In the event the CCA Healthcare Meeting is canceled due to unforeseen circumstances beyond the control of its sponsors (i.e. fire, strikes, terrorist attacks, acts of God, etc.), all refunds exclude charges for prepaid fixed expenses.
Photography and Videography Policy
Registration for, attendance at, or participation in a CCA-sponsored meetings constitutes an agreement by the registrant/attendee or participant to permit the CCA to use and distribute (both now and in the future) the registrant’s, attendee’s or participant’s image in photographs, electronic productions, or other electronic marketing by the sponsor(s).
No Session Recording
No sessions are recorded. As a condition of your attendance at the meeting, you agree not to audio or video record any portion of the educational sessions held at the meeting. Any violation of this condition may result in your ejection from the meeting without a refund of your registration fee. In addition, you agree that the CCA shall be entitled to any costs incurred as a result of any violation of this provision, including payment of CCA’s attorneys’ fees. Violators may be prohibited from attending future meetings/events.
Professional societies are subject to federal and state antitrust laws, and must constantly monitor their activities to ensure continued compliance with all antitrust regulations.

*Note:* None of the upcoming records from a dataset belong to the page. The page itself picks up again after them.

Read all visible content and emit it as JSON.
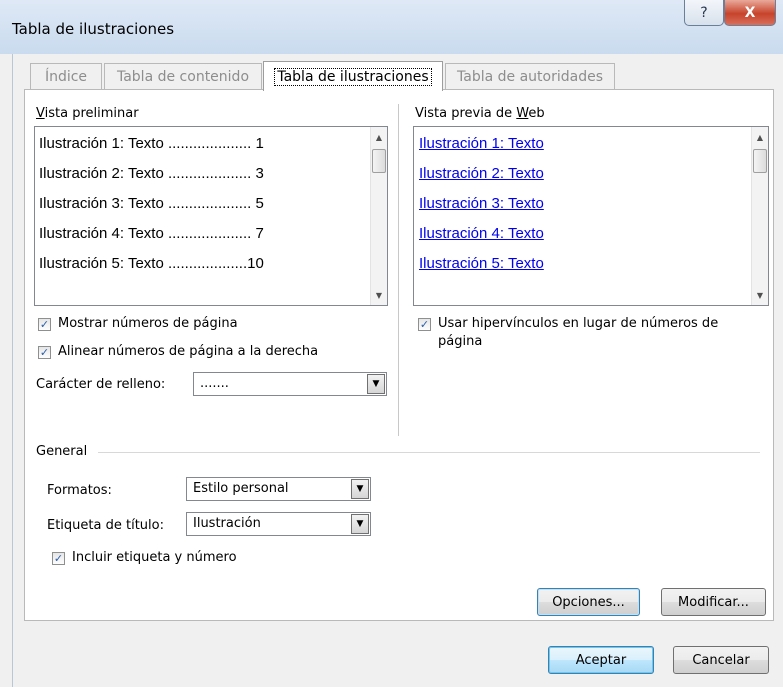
{
  "window": {
    "title": "Tabla de ilustraciones",
    "help_glyph": "?",
    "close_glyph": "X"
  },
  "tabs": [
    {
      "label": "Índice",
      "active": false
    },
    {
      "label": "Tabla de contenido",
      "active": false
    },
    {
      "label": "Tabla de ilustraciones",
      "active": true
    },
    {
      "label": "Tabla de autoridades",
      "active": false
    }
  ],
  "print_preview": {
    "label": "Vista preliminar",
    "items": [
      "Ilustración 1: Texto .................... 1",
      "Ilustración 2: Texto .................... 3",
      "Ilustración 3: Texto .................... 5",
      "Ilustración 4: Texto .................... 7",
      "Ilustración 5: Texto ...................10"
    ]
  },
  "web_preview": {
    "label": "Vista previa de Web",
    "items": [
      "Ilustración 1: Texto",
      "Ilustración 2: Texto",
      "Ilustración 3: Texto",
      "Ilustración 4: Texto",
      "Ilustración 5: Texto"
    ]
  },
  "options": {
    "show_page_numbers": {
      "label": "Mostrar números de página",
      "checked": true
    },
    "right_align": {
      "label": "Alinear números de página a la derecha",
      "checked": true
    },
    "tab_leader": {
      "label": "Carácter de relleno:",
      "value": "......."
    },
    "use_hyperlinks": {
      "label_line1": "Usar hipervínculos en lugar de números de",
      "label_line2": "página",
      "checked": true
    }
  },
  "general": {
    "label": "General",
    "formats": {
      "label": "Formatos:",
      "value": "Estilo personal"
    },
    "caption_label": {
      "label": "Etiqueta de título:",
      "value": "Ilustración"
    },
    "include_label": {
      "label": "Incluir etiqueta y número",
      "checked": true
    }
  },
  "buttons": {
    "options": "Opciones...",
    "modify": "Modificar...",
    "ok": "Aceptar",
    "cancel": "Cancelar"
  },
  "icons": {
    "check": "✓",
    "up_arrow": "▲",
    "down_arrow": "▼"
  }
}
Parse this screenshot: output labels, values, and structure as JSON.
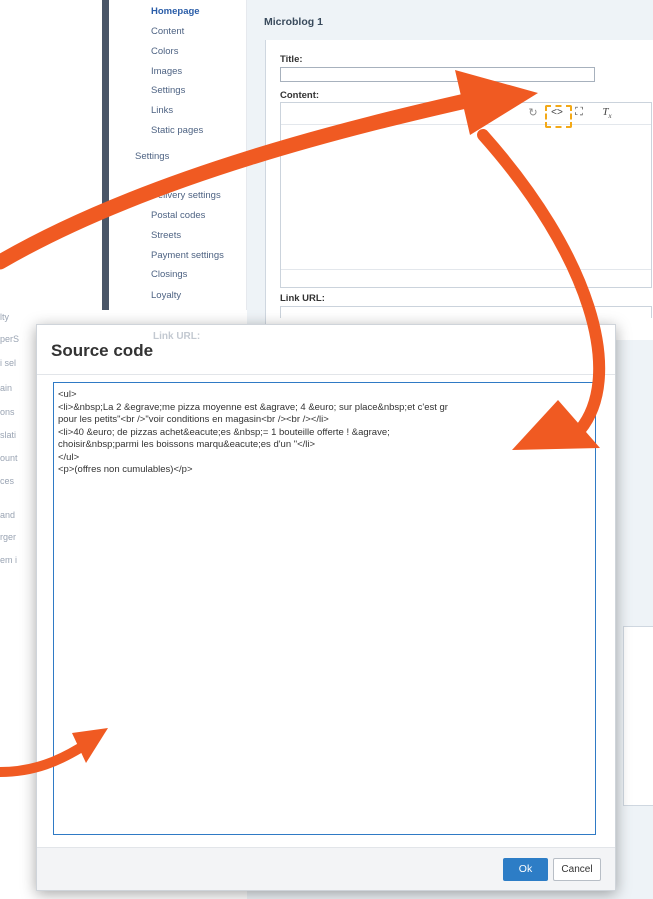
{
  "sidebar": {
    "items": [
      {
        "label": "Homepage",
        "active": true
      },
      {
        "label": "Content"
      },
      {
        "label": "Colors"
      },
      {
        "label": "Images"
      },
      {
        "label": "Settings"
      },
      {
        "label": "Links"
      },
      {
        "label": "Static pages"
      }
    ],
    "group_label": "Settings",
    "settings_items": [
      {
        "label": "Delivery settings"
      },
      {
        "label": "Postal codes"
      },
      {
        "label": "Streets"
      },
      {
        "label": "Payment settings"
      },
      {
        "label": "Closings"
      },
      {
        "label": "Loyalty"
      }
    ]
  },
  "left_ghost_fragments": [
    "lty",
    "perS",
    "i sel",
    "ain",
    "ons",
    "slati",
    "ount",
    "ces",
    "and",
    "rger",
    "em i"
  ],
  "panel": {
    "title": "Microblog 1",
    "title_label": "Title:",
    "content_label": "Content:",
    "link_url_label": "Link URL:",
    "toolbar_icons": [
      "redo-icon",
      "source-code-icon",
      "fullscreen-icon",
      "clear-formatting-icon"
    ]
  },
  "modal": {
    "ghost_label": "Link URL:",
    "title": "Source code",
    "close_glyph": "×",
    "code_lines": [
      "<ul>",
      "<li>&nbsp;La 2 &egrave;me pizza moyenne est &agrave; 4 &euro; sur place&nbsp;et c'est gr",
      "pour les petits\"<br />\"voir conditions en magasin<br /><br /></li>",
      "<li>40 &euro; de pizzas achet&eacute;es &nbsp;= 1 bouteille offerte ! &agrave;",
      "choisir&nbsp;parmi les boissons marqu&eacute;es d'un \"</li>",
      "</ul>",
      "<p>(offres non cumulables)</p>"
    ],
    "ok_label": "Ok",
    "cancel_label": "Cancel"
  },
  "colors": {
    "arrow": "#f05a22",
    "highlight": "#f3a918",
    "ok_button": "#2d7dc6",
    "code_border": "#2f7ac5"
  }
}
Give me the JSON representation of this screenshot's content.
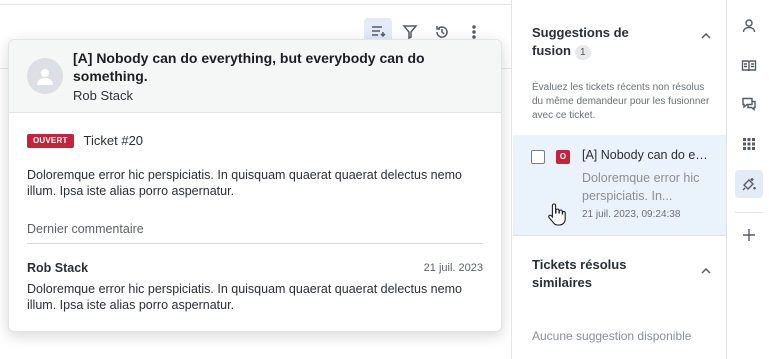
{
  "ticket_popover": {
    "title": "[A] Nobody can do everything, but everybody can do something.",
    "author": "Rob Stack",
    "status_badge": "OUVERT",
    "ticket_number": "Ticket #20",
    "description": "Doloremque error hic perspiciatis. In quisquam quaerat quaerat delectus nemo illum. Ipsa iste alias porro aspernatur.",
    "last_comment_label": "Dernier commentaire",
    "comment": {
      "author": "Rob Stack",
      "date": "21 juil. 2023",
      "text": "Doloremque error hic perspiciatis. In quisquam quaerat quaerat delectus nemo illum. Ipsa iste alias porro aspernatur."
    }
  },
  "toolbar": {
    "icons": [
      "list-settings-icon",
      "filter-icon",
      "history-icon",
      "more-vertical-icon"
    ]
  },
  "merge_suggestions": {
    "title": "Suggestions de fusion",
    "count": "1",
    "hint": "Évaluez les tickets récents non résolus du même demandeur pour les fusionner avec ce ticket.",
    "item": {
      "badge": "O",
      "title": "[A] Nobody can do everything, but everybody can do something.",
      "description": "Doloremque error hic perspiciatis. In...",
      "date": "21 juil. 2023, 09:24:38"
    }
  },
  "similar_tickets": {
    "title": "Tickets résolus similaires",
    "empty": "Aucune suggestion disponible"
  },
  "rail": {
    "icons": [
      "user-icon",
      "book-icon",
      "conversation-icon",
      "apps-grid-icon",
      "merge-sparkle-icon",
      "add-icon"
    ]
  },
  "colors": {
    "status_open": "#c4233a",
    "active_highlight": "#e3ebf6",
    "suggestion_bg": "#eaf2fb"
  }
}
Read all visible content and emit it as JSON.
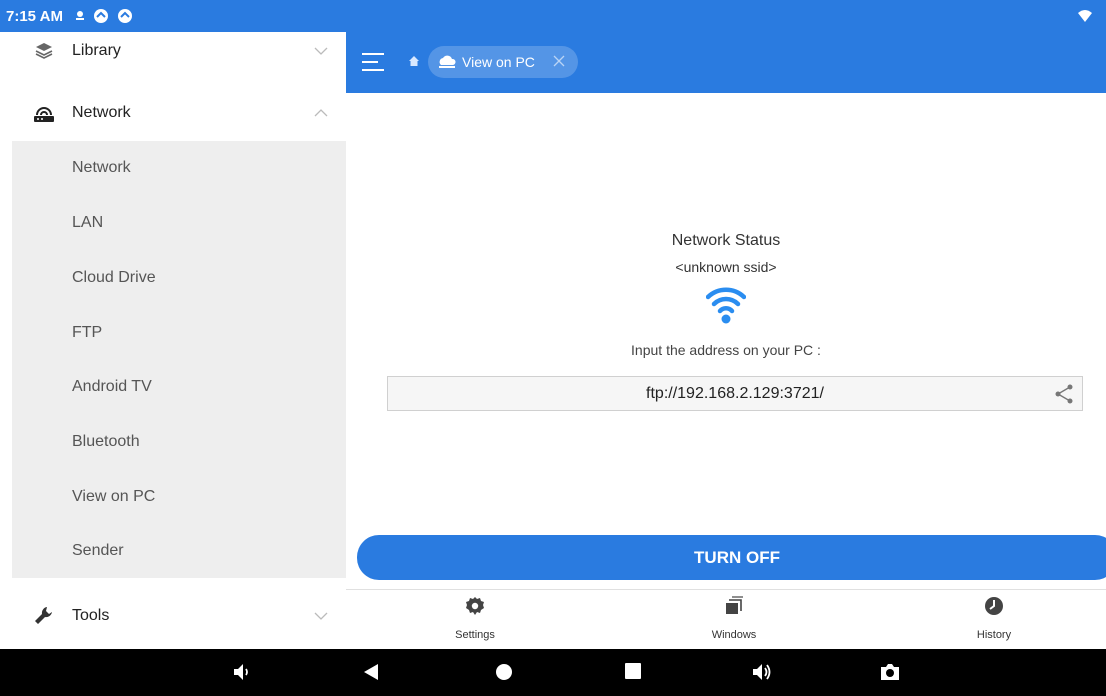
{
  "status_bar": {
    "time": "7:15 AM"
  },
  "sidebar": {
    "library": {
      "label": "Library"
    },
    "network": {
      "label": "Network"
    },
    "sub_items": [
      {
        "label": "Network"
      },
      {
        "label": "LAN"
      },
      {
        "label": "Cloud Drive"
      },
      {
        "label": "FTP"
      },
      {
        "label": "Android TV"
      },
      {
        "label": "Bluetooth"
      },
      {
        "label": "View on PC"
      },
      {
        "label": "Sender"
      }
    ],
    "tools": {
      "label": "Tools"
    }
  },
  "topbar": {
    "tab_label": "View on PC"
  },
  "main": {
    "title": "Network Status",
    "ssid": "<unknown ssid>",
    "instruction": "Input the address on your PC :",
    "address": "ftp://192.168.2.129:3721/",
    "turn_off": "TURN OFF"
  },
  "bottom_tabs": [
    {
      "label": "Settings",
      "icon": "gear-icon"
    },
    {
      "label": "Windows",
      "icon": "windows-stack-icon"
    },
    {
      "label": "History",
      "icon": "clock-icon"
    }
  ],
  "colors": {
    "accent": "#2a7be0",
    "sidebar_sub_bg": "#eeeeee",
    "wifi": "#2a8df0"
  }
}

This policy is published to: (1) inform the participants of the CCA Healthcare Meeting of the purpose of antitrust laws; (2) provide guidance to compliance at all meetings sponsored by the CCA; and (3) emphasize the intent of the CCA, through the Board of Directors, to adhere to the law.
The Purpose of Antitrust Laws
The antitrust laws prohibit any concerted activity or combination of competitors from interfering with free competition. In other words, the primary thrust of the law is to control private economic power by protecting competition. Persons and organizations are prohibited from engaging in any action which unreasonably restrains commerce or trade (i.e., competition). Per se violations (practices presumed to be inherently wrong regardless of the motivating factors) include: agreements to fix or stabilize prices, to divide markets, to allocate production, or to impose boycotts. In essence, any concerted action that significantly diminishes rivalry among competing firms.